What follows is a set of entries. Give them again exactly, without the pictures.

━━ Information provided ━━

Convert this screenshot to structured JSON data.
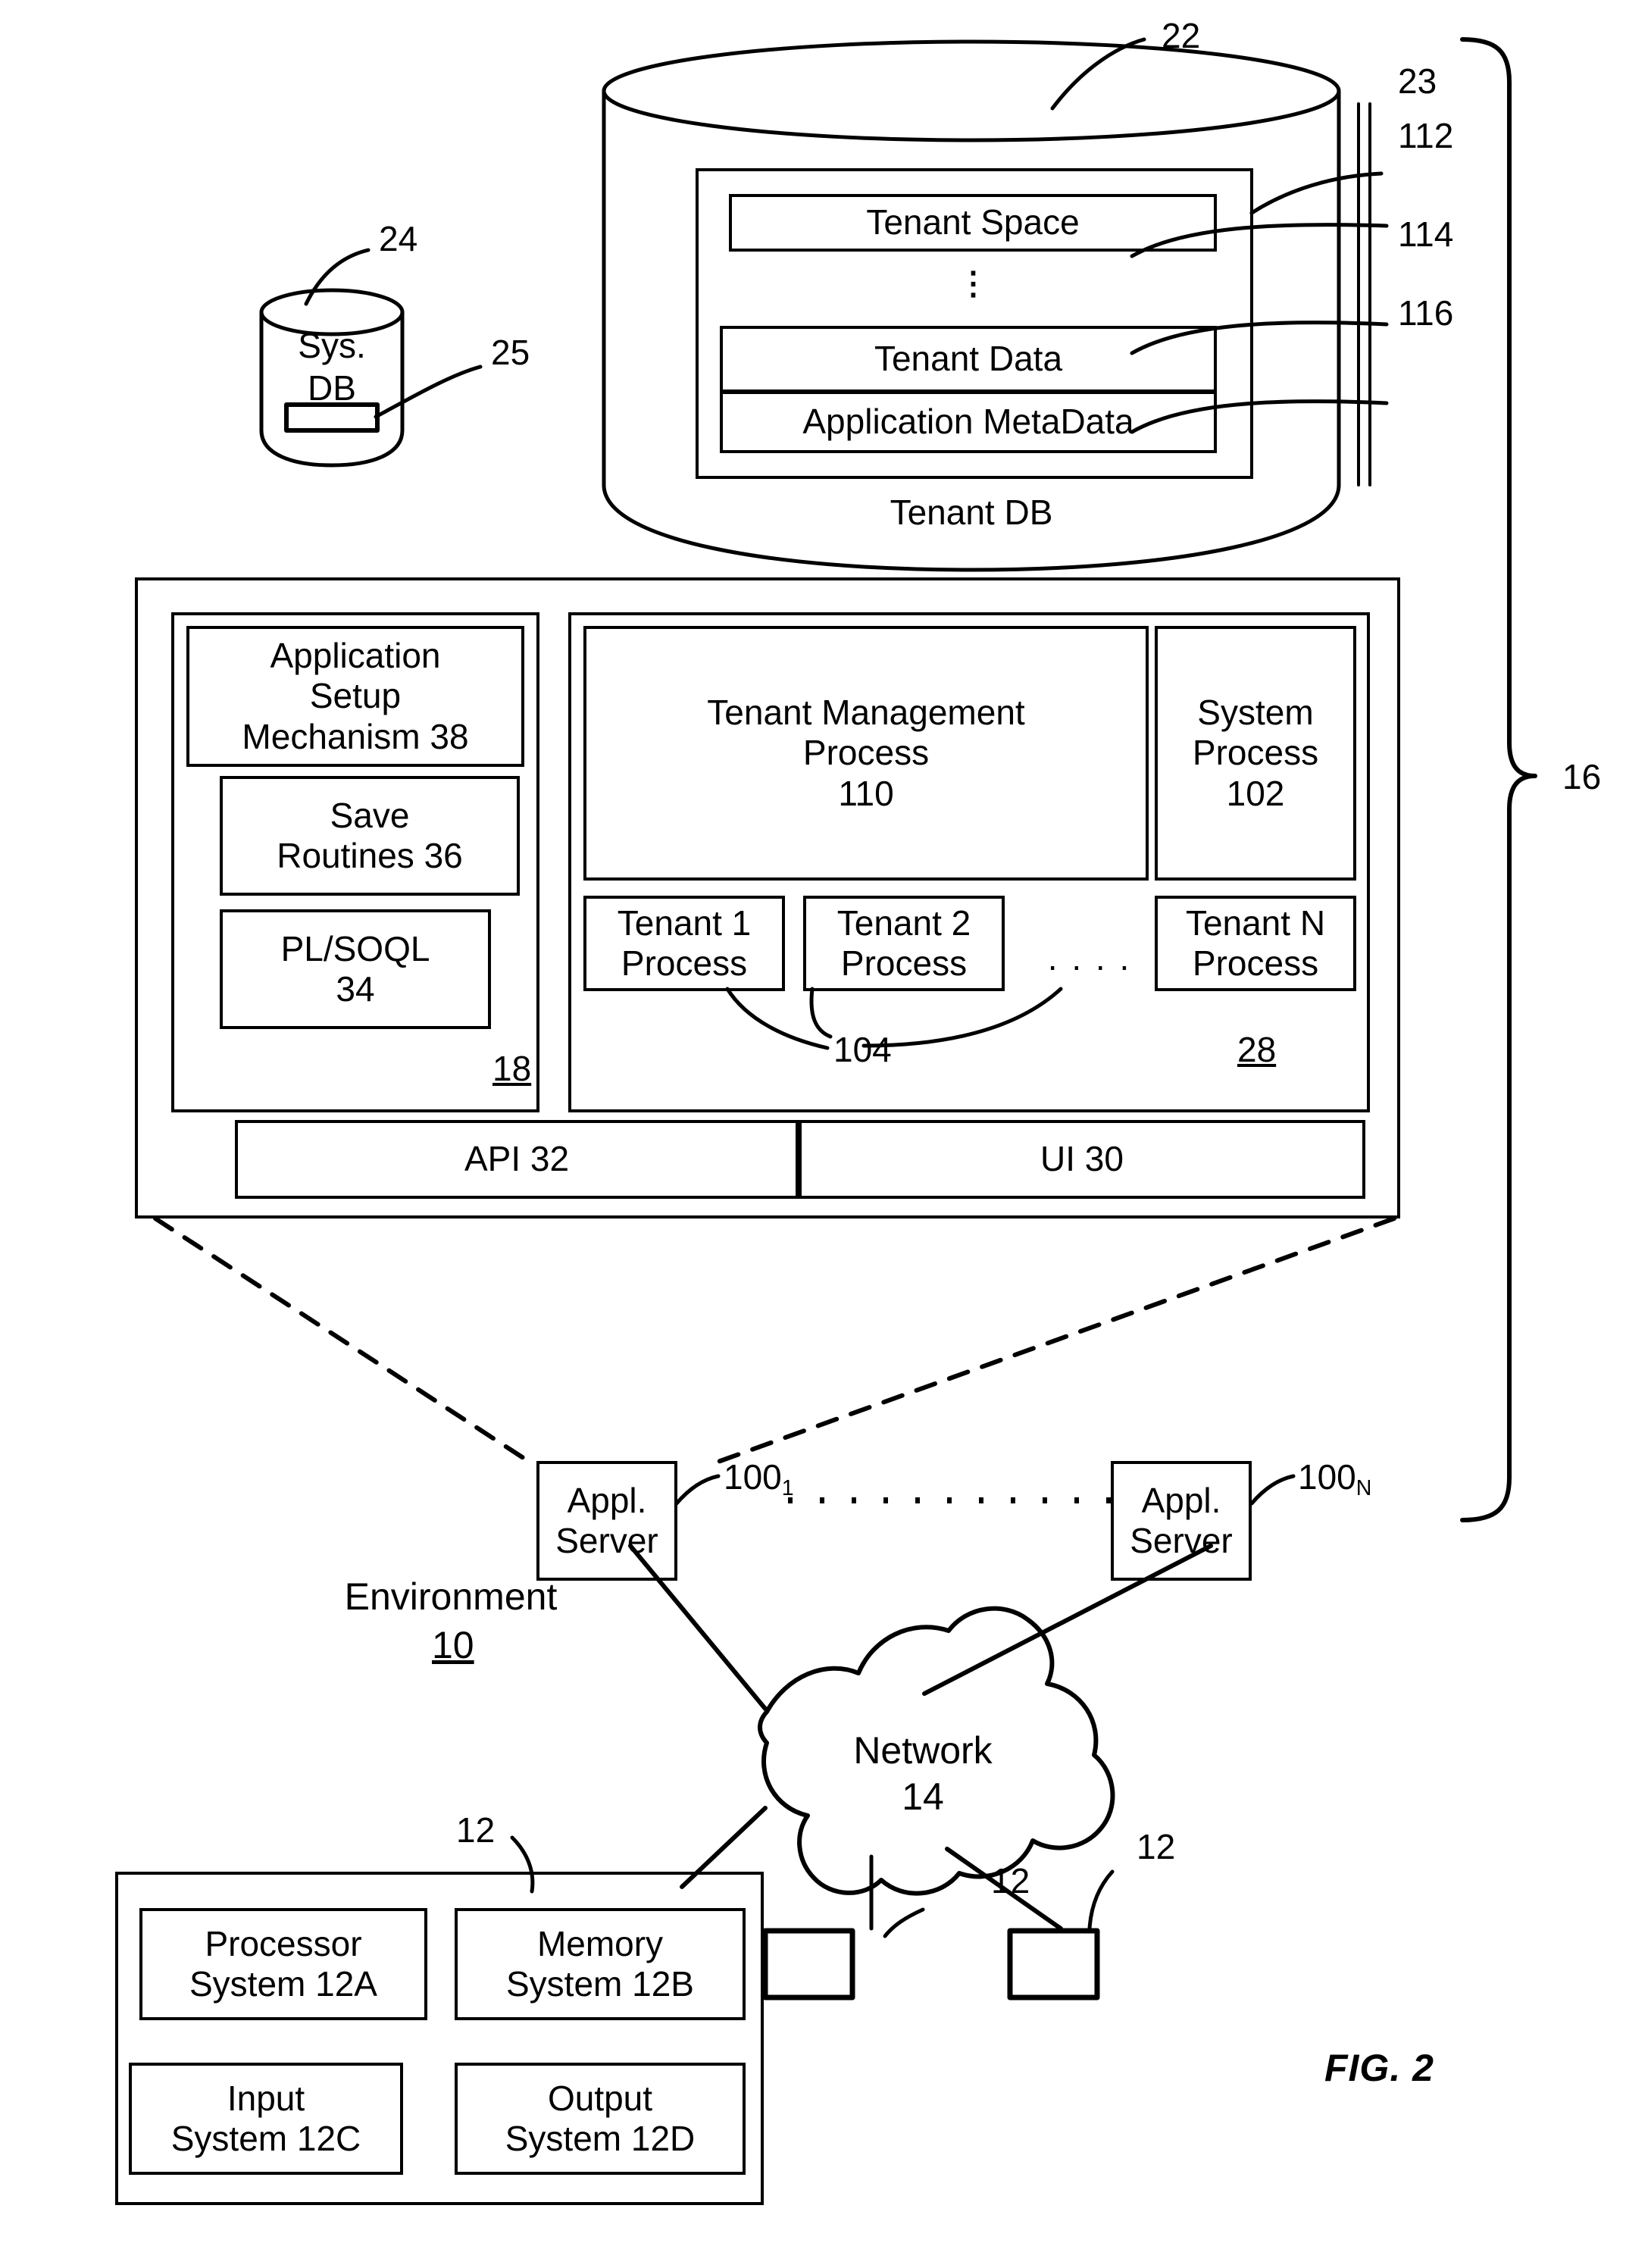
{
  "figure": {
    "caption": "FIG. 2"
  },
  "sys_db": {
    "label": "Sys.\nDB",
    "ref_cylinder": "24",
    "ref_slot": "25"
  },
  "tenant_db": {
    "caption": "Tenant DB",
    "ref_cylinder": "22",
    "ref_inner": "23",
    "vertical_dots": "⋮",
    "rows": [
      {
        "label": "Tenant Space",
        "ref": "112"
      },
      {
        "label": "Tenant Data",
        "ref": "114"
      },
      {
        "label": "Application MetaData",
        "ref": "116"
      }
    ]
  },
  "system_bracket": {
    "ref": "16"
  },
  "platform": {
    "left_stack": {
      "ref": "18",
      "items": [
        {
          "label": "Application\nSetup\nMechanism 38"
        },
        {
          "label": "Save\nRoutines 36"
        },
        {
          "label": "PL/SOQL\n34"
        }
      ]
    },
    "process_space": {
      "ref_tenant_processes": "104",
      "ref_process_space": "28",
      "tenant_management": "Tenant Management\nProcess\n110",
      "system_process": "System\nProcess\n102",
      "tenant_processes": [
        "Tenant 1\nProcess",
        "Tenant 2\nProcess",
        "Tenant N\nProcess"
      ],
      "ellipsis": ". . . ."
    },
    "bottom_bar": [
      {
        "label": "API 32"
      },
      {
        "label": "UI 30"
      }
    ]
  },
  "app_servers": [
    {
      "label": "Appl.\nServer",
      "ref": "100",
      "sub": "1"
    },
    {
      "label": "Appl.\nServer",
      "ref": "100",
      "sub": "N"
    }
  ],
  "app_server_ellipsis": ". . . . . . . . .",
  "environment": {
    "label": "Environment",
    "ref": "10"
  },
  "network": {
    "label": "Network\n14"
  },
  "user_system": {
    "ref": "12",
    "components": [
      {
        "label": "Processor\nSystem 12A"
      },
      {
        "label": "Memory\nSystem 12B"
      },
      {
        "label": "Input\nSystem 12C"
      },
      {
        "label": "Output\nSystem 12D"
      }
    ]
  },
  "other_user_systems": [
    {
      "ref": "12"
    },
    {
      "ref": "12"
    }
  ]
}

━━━

*Expected answer*
Convert this screenshot to structured JSON data.
{
  "figure": {
    "caption": "FIG. 2"
  },
  "sys_db": {
    "label": "Sys.\nDB",
    "ref_cylinder": "24",
    "ref_slot": "25"
  },
  "tenant_db": {
    "caption": "Tenant DB",
    "ref_cylinder": "22",
    "ref_inner": "23",
    "vertical_dots": "⋮",
    "rows": [
      {
        "label": "Tenant Space",
        "ref": "112"
      },
      {
        "label": "Tenant Data",
        "ref": "114"
      },
      {
        "label": "Application MetaData",
        "ref": "116"
      }
    ]
  },
  "system_bracket": {
    "ref": "16"
  },
  "platform": {
    "left_stack": {
      "ref": "18",
      "items": [
        {
          "label": "Application\nSetup\nMechanism 38"
        },
        {
          "label": "Save\nRoutines 36"
        },
        {
          "label": "PL/SOQL\n34"
        }
      ]
    },
    "process_space": {
      "ref_tenant_processes": "104",
      "ref_process_space": "28",
      "tenant_management": "Tenant Management\nProcess\n110",
      "system_process": "System\nProcess\n102",
      "tenant_processes": [
        "Tenant 1\nProcess",
        "Tenant 2\nProcess",
        "Tenant N\nProcess"
      ],
      "ellipsis": ". . . ."
    },
    "bottom_bar": [
      {
        "label": "API 32"
      },
      {
        "label": "UI 30"
      }
    ]
  },
  "app_servers": [
    {
      "label": "Appl.\nServer",
      "ref": "100",
      "sub": "1"
    },
    {
      "label": "Appl.\nServer",
      "ref": "100",
      "sub": "N"
    }
  ],
  "app_server_ellipsis": ". . . . . . . . .",
  "environment": {
    "label": "Environment",
    "ref": "10"
  },
  "network": {
    "label": "Network\n14"
  },
  "user_system": {
    "ref": "12",
    "components": [
      {
        "label": "Processor\nSystem 12A"
      },
      {
        "label": "Memory\nSystem 12B"
      },
      {
        "label": "Input\nSystem 12C"
      },
      {
        "label": "Output\nSystem 12D"
      }
    ]
  },
  "other_user_systems": [
    {
      "ref": "12"
    },
    {
      "ref": "12"
    }
  ]
}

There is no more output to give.